### TASK DETAILS
Copy each line of the records below that mentions the word "Ctrl".

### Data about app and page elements
+++++
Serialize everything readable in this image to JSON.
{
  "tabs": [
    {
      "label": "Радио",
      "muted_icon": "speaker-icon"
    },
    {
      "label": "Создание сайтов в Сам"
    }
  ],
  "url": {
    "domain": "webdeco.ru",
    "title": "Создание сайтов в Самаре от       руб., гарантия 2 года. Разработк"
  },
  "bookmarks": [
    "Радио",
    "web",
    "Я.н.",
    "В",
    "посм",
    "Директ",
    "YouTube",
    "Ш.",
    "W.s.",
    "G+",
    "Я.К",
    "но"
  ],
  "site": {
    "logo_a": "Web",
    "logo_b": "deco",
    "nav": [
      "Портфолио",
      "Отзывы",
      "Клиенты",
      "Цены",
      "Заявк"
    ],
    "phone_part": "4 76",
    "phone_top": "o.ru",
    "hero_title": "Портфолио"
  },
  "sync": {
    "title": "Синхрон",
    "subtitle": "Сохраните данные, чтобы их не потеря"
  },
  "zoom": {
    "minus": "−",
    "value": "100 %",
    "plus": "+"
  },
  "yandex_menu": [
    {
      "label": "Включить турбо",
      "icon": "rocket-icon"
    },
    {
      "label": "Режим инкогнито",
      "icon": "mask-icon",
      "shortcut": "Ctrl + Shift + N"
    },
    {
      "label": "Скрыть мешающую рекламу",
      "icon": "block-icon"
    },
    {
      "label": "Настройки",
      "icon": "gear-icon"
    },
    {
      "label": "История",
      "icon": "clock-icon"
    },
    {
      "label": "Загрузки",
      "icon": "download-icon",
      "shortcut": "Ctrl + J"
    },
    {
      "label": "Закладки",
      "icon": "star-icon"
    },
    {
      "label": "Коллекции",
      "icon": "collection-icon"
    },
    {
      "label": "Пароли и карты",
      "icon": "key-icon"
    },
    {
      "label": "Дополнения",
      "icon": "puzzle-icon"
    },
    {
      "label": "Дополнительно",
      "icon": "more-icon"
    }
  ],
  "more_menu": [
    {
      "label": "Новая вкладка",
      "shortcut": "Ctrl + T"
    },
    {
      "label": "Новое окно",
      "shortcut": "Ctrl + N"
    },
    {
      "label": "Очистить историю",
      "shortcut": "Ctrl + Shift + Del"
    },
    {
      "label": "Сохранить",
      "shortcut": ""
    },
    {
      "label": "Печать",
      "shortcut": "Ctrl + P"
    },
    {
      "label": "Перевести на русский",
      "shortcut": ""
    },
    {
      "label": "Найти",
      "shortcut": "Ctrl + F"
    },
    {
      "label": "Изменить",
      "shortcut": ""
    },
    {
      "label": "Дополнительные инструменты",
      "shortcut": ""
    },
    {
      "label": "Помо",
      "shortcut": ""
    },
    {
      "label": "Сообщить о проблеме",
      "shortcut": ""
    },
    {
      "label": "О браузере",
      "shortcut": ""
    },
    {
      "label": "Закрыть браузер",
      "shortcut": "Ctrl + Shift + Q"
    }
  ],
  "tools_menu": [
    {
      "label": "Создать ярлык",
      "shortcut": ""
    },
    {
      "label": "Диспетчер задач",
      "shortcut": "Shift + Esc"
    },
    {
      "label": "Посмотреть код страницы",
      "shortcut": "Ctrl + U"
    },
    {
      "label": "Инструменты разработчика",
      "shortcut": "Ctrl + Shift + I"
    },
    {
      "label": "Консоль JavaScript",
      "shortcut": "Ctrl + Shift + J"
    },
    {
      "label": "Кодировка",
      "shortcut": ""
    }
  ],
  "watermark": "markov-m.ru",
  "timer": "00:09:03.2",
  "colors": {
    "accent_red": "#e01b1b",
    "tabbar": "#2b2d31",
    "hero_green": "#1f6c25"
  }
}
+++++
### RESPONSE TO THE TASK
      "shortcut": "Ctrl + Shift + N"
      "shortcut": "Ctrl + J"
      "shortcut": "Ctrl + T"
      "shortcut": "Ctrl + N"
      "shortcut": "Ctrl + Shift + Del"
      "shortcut": "Ctrl + P"
      "shortcut": "Ctrl + F"
      "shortcut": "Ctrl + Shift + Q"
      "shortcut": "Ctrl + U"
      "shortcut": "Ctrl + Shift + I"
      "shortcut": "Ctrl + Shift + J"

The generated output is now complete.